=== Begin Enclosure ===
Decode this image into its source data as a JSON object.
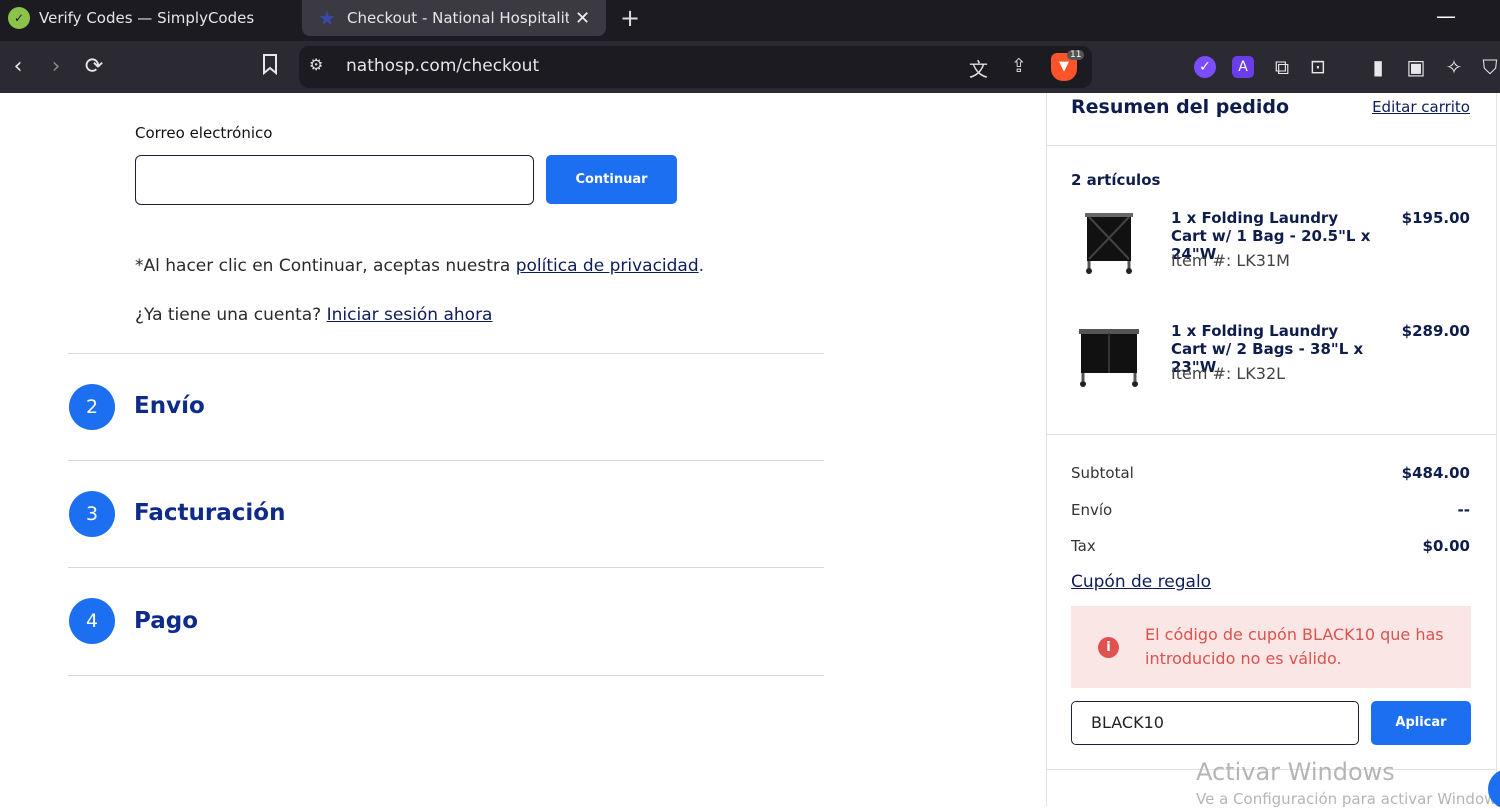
{
  "browser": {
    "tabs": [
      {
        "title": "Verify Codes — SimplyCodes",
        "icon": "simplycodes-icon"
      },
      {
        "title": "Checkout - National Hospitality S",
        "icon": "star-icon",
        "active": true
      }
    ],
    "new_tab": "+",
    "url": "nathosp.com/checkout",
    "brave_badge": "11"
  },
  "contact": {
    "email_label": "Correo electrónico",
    "email_value": "",
    "continue_label": "Continuar",
    "privacy_prefix": "*Al hacer clic en Continuar, aceptas nuestra ",
    "privacy_link": "política de privacidad",
    "privacy_suffix": ".",
    "account_prefix": "¿Ya tiene una cuenta? ",
    "account_link": "Iniciar sesión ahora"
  },
  "steps": [
    {
      "number": "2",
      "title": "Envío"
    },
    {
      "number": "3",
      "title": "Facturación"
    },
    {
      "number": "4",
      "title": "Pago"
    }
  ],
  "summary": {
    "title": "Resumen del pedido",
    "edit_cart": "Editar carrito",
    "count": "2 artículos",
    "items": [
      {
        "name": "1 x Folding Laundry Cart w/ 1 Bag - 20.5\"L x 24\"W",
        "sku": "Item #: LK31M",
        "price": "$195.00"
      },
      {
        "name": "1 x Folding Laundry Cart w/ 2 Bags - 38\"L x 23\"W",
        "sku": "Item #: LK32L",
        "price": "$289.00"
      }
    ],
    "subtotal_label": "Subtotal",
    "subtotal_value": "$484.00",
    "shipping_label": "Envío",
    "shipping_value": "--",
    "tax_label": "Tax",
    "tax_value": "$0.00",
    "gift_coupon": "Cupón de regalo",
    "error_message": "El código de cupón BLACK10 que has introducido no es válido.",
    "coupon_value": "BLACK10",
    "apply_label": "Aplicar"
  },
  "watermark": {
    "line1": "Activar Windows",
    "line2": "Ve a Configuración para activar Windows."
  },
  "colors": {
    "accent": "#1d6ff2",
    "navy": "#0f1d4c",
    "error_bg": "#fbe6e6",
    "error_text": "#d9534f"
  }
}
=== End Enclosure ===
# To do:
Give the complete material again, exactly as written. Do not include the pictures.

# Written solution:
Decode this image into its source data as a JSON object.
{
  "browser": {
    "tabs": [
      {
        "title": "Verify Codes — SimplyCodes",
        "icon": "simplycodes-icon"
      },
      {
        "title": "Checkout - National Hospitality S",
        "icon": "star-icon",
        "active": true
      }
    ],
    "new_tab": "+",
    "url": "nathosp.com/checkout",
    "brave_badge": "11"
  },
  "contact": {
    "email_label": "Correo electrónico",
    "email_value": "",
    "continue_label": "Continuar",
    "privacy_prefix": "*Al hacer clic en Continuar, aceptas nuestra ",
    "privacy_link": "política de privacidad",
    "privacy_suffix": ".",
    "account_prefix": "¿Ya tiene una cuenta? ",
    "account_link": "Iniciar sesión ahora"
  },
  "steps": [
    {
      "number": "2",
      "title": "Envío"
    },
    {
      "number": "3",
      "title": "Facturación"
    },
    {
      "number": "4",
      "title": "Pago"
    }
  ],
  "summary": {
    "title": "Resumen del pedido",
    "edit_cart": "Editar carrito",
    "count": "2 artículos",
    "items": [
      {
        "name": "1 x Folding Laundry Cart w/ 1 Bag - 20.5\"L x 24\"W",
        "sku": "Item #: LK31M",
        "price": "$195.00"
      },
      {
        "name": "1 x Folding Laundry Cart w/ 2 Bags - 38\"L x 23\"W",
        "sku": "Item #: LK32L",
        "price": "$289.00"
      }
    ],
    "subtotal_label": "Subtotal",
    "subtotal_value": "$484.00",
    "shipping_label": "Envío",
    "shipping_value": "--",
    "tax_label": "Tax",
    "tax_value": "$0.00",
    "gift_coupon": "Cupón de regalo",
    "error_message": "El código de cupón BLACK10 que has introducido no es válido.",
    "coupon_value": "BLACK10",
    "apply_label": "Aplicar"
  },
  "watermark": {
    "line1": "Activar Windows",
    "line2": "Ve a Configuración para activar Windows."
  },
  "colors": {
    "accent": "#1d6ff2",
    "navy": "#0f1d4c",
    "error_bg": "#fbe6e6",
    "error_text": "#d9534f"
  }
}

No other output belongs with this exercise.